Here is a listing. Repeat it exactly and in its entirety.
┏━━
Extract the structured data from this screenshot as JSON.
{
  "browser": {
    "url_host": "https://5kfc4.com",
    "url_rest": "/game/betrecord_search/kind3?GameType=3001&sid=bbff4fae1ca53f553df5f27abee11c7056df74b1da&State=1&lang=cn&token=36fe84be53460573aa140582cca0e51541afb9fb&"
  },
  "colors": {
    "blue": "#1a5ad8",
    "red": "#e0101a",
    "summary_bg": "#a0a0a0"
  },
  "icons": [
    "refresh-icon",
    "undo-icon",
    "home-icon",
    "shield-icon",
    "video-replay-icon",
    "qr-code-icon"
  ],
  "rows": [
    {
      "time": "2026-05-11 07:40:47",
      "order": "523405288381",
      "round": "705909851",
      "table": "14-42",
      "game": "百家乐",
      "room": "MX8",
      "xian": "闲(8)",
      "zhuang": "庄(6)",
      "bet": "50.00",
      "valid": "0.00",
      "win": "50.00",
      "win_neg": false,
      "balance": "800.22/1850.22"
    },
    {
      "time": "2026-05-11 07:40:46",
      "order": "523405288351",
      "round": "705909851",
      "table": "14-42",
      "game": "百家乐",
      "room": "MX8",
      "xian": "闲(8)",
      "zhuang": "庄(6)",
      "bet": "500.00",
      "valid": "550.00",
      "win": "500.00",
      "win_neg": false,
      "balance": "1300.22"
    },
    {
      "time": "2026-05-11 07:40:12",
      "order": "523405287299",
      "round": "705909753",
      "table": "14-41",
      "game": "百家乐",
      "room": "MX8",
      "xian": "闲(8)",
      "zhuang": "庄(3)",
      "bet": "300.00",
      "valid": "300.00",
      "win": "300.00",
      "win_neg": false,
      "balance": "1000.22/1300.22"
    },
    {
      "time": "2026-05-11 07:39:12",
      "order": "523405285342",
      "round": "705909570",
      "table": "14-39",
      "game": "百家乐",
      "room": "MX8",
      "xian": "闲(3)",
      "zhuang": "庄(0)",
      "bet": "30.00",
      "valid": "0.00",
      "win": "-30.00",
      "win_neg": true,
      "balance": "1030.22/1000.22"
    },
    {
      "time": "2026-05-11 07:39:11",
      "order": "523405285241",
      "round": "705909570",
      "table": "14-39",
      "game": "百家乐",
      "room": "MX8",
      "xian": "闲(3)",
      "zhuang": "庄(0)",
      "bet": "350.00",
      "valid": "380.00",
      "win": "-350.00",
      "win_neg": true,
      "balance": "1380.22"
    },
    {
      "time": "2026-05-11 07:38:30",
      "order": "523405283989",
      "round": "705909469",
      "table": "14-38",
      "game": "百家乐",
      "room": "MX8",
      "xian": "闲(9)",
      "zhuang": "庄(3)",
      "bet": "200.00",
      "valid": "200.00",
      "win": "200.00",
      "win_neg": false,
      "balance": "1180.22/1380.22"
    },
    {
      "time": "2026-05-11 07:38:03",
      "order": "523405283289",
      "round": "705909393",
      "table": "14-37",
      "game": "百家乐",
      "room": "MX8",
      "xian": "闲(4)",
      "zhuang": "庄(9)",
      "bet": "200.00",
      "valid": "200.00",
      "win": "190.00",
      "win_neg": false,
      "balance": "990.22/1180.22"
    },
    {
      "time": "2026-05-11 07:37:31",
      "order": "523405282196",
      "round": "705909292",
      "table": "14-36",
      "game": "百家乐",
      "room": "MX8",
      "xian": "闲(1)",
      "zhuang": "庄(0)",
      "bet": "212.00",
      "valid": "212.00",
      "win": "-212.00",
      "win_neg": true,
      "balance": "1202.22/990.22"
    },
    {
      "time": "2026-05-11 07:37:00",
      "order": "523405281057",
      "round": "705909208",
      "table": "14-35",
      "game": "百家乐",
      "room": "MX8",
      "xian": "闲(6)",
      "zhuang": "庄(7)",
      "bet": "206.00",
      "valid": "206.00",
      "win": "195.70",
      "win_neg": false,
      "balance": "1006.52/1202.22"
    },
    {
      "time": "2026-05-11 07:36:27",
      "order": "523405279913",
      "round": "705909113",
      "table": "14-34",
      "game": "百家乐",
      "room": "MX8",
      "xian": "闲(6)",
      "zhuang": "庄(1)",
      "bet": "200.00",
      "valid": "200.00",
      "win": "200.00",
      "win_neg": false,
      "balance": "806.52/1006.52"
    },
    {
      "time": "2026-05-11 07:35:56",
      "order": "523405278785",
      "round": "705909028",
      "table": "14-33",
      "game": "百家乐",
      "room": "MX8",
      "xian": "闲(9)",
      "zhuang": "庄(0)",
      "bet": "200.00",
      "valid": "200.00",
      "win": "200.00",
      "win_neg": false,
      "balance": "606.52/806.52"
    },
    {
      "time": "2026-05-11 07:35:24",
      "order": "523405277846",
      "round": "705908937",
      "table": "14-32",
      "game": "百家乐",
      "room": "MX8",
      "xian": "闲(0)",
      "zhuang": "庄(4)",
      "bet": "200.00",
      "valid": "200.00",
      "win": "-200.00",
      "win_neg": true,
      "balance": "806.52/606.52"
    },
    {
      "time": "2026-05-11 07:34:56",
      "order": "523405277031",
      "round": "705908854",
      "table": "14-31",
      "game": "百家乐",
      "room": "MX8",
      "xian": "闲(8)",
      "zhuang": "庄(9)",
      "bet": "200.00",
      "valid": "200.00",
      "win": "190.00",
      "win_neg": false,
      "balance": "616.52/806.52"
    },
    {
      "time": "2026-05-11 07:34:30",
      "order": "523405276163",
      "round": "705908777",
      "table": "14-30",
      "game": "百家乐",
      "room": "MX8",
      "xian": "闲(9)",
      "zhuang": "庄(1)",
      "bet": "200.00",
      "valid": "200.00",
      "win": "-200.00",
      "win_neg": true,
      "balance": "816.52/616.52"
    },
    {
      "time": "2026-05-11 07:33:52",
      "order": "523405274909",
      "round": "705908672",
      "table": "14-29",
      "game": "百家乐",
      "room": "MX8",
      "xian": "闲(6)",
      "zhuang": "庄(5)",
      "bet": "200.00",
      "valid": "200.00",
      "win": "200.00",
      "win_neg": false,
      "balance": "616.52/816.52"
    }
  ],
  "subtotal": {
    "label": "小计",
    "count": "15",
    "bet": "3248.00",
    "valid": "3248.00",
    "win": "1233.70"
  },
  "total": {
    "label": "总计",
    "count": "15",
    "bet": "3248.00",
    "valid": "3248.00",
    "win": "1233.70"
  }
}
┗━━
### Result of this task
Extract the structured data from this screenshot as JSON.
{
  "browser": {
    "url_host": "https://5kfc4.com",
    "url_rest": "/game/betrecord_search/kind3?GameType=3001&sid=bbff4fae1ca53f553df5f27abee11c7056df74b1da&State=1&lang=cn&token=36fe84be53460573aa140582cca0e51541afb9fb&"
  },
  "colors": {
    "blue": "#1a5ad8",
    "red": "#e0101a",
    "summary_bg": "#a0a0a0"
  },
  "icons": [
    "refresh-icon",
    "undo-icon",
    "home-icon",
    "shield-icon",
    "video-replay-icon",
    "qr-code-icon"
  ],
  "rows": [
    {
      "time": "2026-05-11 07:40:47",
      "order": "523405288381",
      "round": "705909851",
      "table": "14-42",
      "game": "百家乐",
      "room": "MX8",
      "xian": "闲(8)",
      "zhuang": "庄(6)",
      "bet": "50.00",
      "valid": "0.00",
      "win": "50.00",
      "win_neg": false,
      "balance": "800.22/1850.22"
    },
    {
      "time": "2026-05-11 07:40:46",
      "order": "523405288351",
      "round": "705909851",
      "table": "14-42",
      "game": "百家乐",
      "room": "MX8",
      "xian": "闲(8)",
      "zhuang": "庄(6)",
      "bet": "500.00",
      "valid": "550.00",
      "win": "500.00",
      "win_neg": false,
      "balance": "1300.22"
    },
    {
      "time": "2026-05-11 07:40:12",
      "order": "523405287299",
      "round": "705909753",
      "table": "14-41",
      "game": "百家乐",
      "room": "MX8",
      "xian": "闲(8)",
      "zhuang": "庄(3)",
      "bet": "300.00",
      "valid": "300.00",
      "win": "300.00",
      "win_neg": false,
      "balance": "1000.22/1300.22"
    },
    {
      "time": "2026-05-11 07:39:12",
      "order": "523405285342",
      "round": "705909570",
      "table": "14-39",
      "game": "百家乐",
      "room": "MX8",
      "xian": "闲(3)",
      "zhuang": "庄(0)",
      "bet": "30.00",
      "valid": "0.00",
      "win": "-30.00",
      "win_neg": true,
      "balance": "1030.22/1000.22"
    },
    {
      "time": "2026-05-11 07:39:11",
      "order": "523405285241",
      "round": "705909570",
      "table": "14-39",
      "game": "百家乐",
      "room": "MX8",
      "xian": "闲(3)",
      "zhuang": "庄(0)",
      "bet": "350.00",
      "valid": "380.00",
      "win": "-350.00",
      "win_neg": true,
      "balance": "1380.22"
    },
    {
      "time": "2026-05-11 07:38:30",
      "order": "523405283989",
      "round": "705909469",
      "table": "14-38",
      "game": "百家乐",
      "room": "MX8",
      "xian": "闲(9)",
      "zhuang": "庄(3)",
      "bet": "200.00",
      "valid": "200.00",
      "win": "200.00",
      "win_neg": false,
      "balance": "1180.22/1380.22"
    },
    {
      "time": "2026-05-11 07:38:03",
      "order": "523405283289",
      "round": "705909393",
      "table": "14-37",
      "game": "百家乐",
      "room": "MX8",
      "xian": "闲(4)",
      "zhuang": "庄(9)",
      "bet": "200.00",
      "valid": "200.00",
      "win": "190.00",
      "win_neg": false,
      "balance": "990.22/1180.22"
    },
    {
      "time": "2026-05-11 07:37:31",
      "order": "523405282196",
      "round": "705909292",
      "table": "14-36",
      "game": "百家乐",
      "room": "MX8",
      "xian": "闲(1)",
      "zhuang": "庄(0)",
      "bet": "212.00",
      "valid": "212.00",
      "win": "-212.00",
      "win_neg": true,
      "balance": "1202.22/990.22"
    },
    {
      "time": "2026-05-11 07:37:00",
      "order": "523405281057",
      "round": "705909208",
      "table": "14-35",
      "game": "百家乐",
      "room": "MX8",
      "xian": "闲(6)",
      "zhuang": "庄(7)",
      "bet": "206.00",
      "valid": "206.00",
      "win": "195.70",
      "win_neg": false,
      "balance": "1006.52/1202.22"
    },
    {
      "time": "2026-05-11 07:36:27",
      "order": "523405279913",
      "round": "705909113",
      "table": "14-34",
      "game": "百家乐",
      "room": "MX8",
      "xian": "闲(6)",
      "zhuang": "庄(1)",
      "bet": "200.00",
      "valid": "200.00",
      "win": "200.00",
      "win_neg": false,
      "balance": "806.52/1006.52"
    },
    {
      "time": "2026-05-11 07:35:56",
      "order": "523405278785",
      "round": "705909028",
      "table": "14-33",
      "game": "百家乐",
      "room": "MX8",
      "xian": "闲(9)",
      "zhuang": "庄(0)",
      "bet": "200.00",
      "valid": "200.00",
      "win": "200.00",
      "win_neg": false,
      "balance": "606.52/806.52"
    },
    {
      "time": "2026-05-11 07:35:24",
      "order": "523405277846",
      "round": "705908937",
      "table": "14-32",
      "game": "百家乐",
      "room": "MX8",
      "xian": "闲(0)",
      "zhuang": "庄(4)",
      "bet": "200.00",
      "valid": "200.00",
      "win": "-200.00",
      "win_neg": true,
      "balance": "806.52/606.52"
    },
    {
      "time": "2026-05-11 07:34:56",
      "order": "523405277031",
      "round": "705908854",
      "table": "14-31",
      "game": "百家乐",
      "room": "MX8",
      "xian": "闲(8)",
      "zhuang": "庄(9)",
      "bet": "200.00",
      "valid": "200.00",
      "win": "190.00",
      "win_neg": false,
      "balance": "616.52/806.52"
    },
    {
      "time": "2026-05-11 07:34:30",
      "order": "523405276163",
      "round": "705908777",
      "table": "14-30",
      "game": "百家乐",
      "room": "MX8",
      "xian": "闲(9)",
      "zhuang": "庄(1)",
      "bet": "200.00",
      "valid": "200.00",
      "win": "-200.00",
      "win_neg": true,
      "balance": "816.52/616.52"
    },
    {
      "time": "2026-05-11 07:33:52",
      "order": "523405274909",
      "round": "705908672",
      "table": "14-29",
      "game": "百家乐",
      "room": "MX8",
      "xian": "闲(6)",
      "zhuang": "庄(5)",
      "bet": "200.00",
      "valid": "200.00",
      "win": "200.00",
      "win_neg": false,
      "balance": "616.52/816.52"
    }
  ],
  "subtotal": {
    "label": "小计",
    "count": "15",
    "bet": "3248.00",
    "valid": "3248.00",
    "win": "1233.70"
  },
  "total": {
    "label": "总计",
    "count": "15",
    "bet": "3248.00",
    "valid": "3248.00",
    "win": "1233.70"
  }
}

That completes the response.